> _Task statement_
Using the records below, locate all lines containing "JSON" and return them.

═════ Excerpted records

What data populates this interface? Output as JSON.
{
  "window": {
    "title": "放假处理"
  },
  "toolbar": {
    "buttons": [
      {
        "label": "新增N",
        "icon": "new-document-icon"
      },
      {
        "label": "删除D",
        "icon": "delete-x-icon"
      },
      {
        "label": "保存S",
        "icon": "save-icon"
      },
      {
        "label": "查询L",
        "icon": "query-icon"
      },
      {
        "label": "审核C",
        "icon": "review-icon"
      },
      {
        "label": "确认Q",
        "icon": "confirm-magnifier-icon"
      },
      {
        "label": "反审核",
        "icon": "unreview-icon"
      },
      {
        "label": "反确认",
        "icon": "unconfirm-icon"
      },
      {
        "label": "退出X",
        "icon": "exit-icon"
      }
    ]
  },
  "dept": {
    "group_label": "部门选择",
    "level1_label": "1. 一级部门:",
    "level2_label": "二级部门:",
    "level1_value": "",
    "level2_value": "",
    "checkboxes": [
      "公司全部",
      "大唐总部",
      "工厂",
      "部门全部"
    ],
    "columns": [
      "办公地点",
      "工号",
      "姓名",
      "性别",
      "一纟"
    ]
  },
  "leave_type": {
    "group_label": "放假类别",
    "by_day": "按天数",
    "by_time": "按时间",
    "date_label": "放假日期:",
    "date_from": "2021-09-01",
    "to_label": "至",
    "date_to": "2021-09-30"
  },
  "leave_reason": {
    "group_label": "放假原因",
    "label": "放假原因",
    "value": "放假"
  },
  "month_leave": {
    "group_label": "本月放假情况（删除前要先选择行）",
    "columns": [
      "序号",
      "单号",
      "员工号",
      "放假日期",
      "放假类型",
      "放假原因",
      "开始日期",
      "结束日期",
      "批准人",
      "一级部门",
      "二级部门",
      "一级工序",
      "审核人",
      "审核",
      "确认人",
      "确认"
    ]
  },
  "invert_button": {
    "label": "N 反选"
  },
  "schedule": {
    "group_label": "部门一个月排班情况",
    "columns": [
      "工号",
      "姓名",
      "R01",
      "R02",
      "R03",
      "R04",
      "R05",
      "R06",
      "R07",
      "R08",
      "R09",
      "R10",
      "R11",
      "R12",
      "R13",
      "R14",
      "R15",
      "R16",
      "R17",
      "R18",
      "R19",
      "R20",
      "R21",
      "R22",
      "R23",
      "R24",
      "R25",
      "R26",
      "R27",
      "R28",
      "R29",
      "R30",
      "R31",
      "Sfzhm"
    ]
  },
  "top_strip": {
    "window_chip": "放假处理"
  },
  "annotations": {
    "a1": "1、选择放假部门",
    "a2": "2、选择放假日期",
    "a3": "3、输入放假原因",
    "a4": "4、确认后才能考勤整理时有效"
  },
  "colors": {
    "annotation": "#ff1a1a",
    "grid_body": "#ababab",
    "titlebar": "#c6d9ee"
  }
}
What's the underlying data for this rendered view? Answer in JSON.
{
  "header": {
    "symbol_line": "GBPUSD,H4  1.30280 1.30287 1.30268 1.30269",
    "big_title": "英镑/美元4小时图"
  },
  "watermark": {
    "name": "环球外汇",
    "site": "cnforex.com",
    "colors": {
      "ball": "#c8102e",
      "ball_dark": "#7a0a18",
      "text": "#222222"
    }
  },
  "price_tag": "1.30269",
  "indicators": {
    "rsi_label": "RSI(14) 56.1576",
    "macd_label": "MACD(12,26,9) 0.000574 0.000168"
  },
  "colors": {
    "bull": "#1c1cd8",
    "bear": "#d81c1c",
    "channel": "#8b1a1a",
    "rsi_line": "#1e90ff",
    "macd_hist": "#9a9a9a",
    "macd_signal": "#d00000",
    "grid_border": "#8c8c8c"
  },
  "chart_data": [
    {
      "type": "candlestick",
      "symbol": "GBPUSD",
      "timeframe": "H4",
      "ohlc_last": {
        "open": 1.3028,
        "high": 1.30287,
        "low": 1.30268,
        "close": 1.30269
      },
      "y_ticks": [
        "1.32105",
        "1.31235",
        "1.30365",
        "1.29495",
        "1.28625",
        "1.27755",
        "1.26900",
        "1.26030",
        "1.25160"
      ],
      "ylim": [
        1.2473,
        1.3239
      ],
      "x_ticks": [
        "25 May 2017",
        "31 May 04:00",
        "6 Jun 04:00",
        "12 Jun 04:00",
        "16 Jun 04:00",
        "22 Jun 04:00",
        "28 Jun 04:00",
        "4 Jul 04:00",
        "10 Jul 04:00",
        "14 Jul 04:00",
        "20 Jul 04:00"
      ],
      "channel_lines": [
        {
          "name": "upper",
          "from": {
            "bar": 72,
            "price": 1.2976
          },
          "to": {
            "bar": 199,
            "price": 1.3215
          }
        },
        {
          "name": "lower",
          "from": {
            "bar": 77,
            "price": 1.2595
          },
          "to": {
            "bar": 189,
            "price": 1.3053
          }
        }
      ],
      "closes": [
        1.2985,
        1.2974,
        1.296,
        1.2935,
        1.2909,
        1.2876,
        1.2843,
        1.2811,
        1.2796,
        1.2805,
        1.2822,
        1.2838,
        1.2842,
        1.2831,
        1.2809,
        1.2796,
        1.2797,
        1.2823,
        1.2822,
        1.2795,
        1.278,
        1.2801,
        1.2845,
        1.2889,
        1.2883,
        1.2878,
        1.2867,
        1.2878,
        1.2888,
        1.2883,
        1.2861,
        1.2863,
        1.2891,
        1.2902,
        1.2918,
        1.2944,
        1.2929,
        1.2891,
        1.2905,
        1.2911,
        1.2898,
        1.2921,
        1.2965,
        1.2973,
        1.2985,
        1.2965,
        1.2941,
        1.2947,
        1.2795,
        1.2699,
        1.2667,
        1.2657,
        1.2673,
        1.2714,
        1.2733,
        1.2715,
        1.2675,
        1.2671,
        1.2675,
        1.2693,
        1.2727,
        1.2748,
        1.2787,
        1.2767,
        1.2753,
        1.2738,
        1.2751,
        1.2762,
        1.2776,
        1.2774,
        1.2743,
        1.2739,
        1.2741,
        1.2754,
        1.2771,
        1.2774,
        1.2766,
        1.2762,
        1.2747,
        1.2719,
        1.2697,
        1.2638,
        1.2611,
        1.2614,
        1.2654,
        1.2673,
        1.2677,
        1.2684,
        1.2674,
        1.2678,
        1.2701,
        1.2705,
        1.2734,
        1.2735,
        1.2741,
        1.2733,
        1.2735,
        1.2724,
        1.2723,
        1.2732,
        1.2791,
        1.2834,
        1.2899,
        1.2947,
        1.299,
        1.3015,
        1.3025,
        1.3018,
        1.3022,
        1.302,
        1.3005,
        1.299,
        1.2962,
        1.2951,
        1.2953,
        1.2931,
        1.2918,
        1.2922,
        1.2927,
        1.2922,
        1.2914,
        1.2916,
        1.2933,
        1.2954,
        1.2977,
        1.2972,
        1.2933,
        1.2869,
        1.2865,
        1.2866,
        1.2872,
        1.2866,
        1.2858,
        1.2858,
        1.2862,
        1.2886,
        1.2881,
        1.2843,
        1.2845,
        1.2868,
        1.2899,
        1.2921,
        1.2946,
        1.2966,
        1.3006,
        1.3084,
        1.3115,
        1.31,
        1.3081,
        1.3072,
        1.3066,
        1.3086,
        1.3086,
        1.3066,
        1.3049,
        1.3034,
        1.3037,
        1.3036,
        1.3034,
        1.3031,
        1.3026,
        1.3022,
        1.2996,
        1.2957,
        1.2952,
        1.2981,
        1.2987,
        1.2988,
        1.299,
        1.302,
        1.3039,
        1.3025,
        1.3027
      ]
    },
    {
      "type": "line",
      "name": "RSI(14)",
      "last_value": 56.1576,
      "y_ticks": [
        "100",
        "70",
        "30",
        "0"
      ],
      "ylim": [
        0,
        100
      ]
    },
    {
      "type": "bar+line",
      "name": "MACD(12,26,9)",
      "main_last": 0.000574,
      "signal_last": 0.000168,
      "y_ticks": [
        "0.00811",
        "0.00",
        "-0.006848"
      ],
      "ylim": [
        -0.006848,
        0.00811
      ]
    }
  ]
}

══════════

> _Written response_
What data populates this interface? Output as JSON.
What's the underlying data for this rendered view? Answer in JSON.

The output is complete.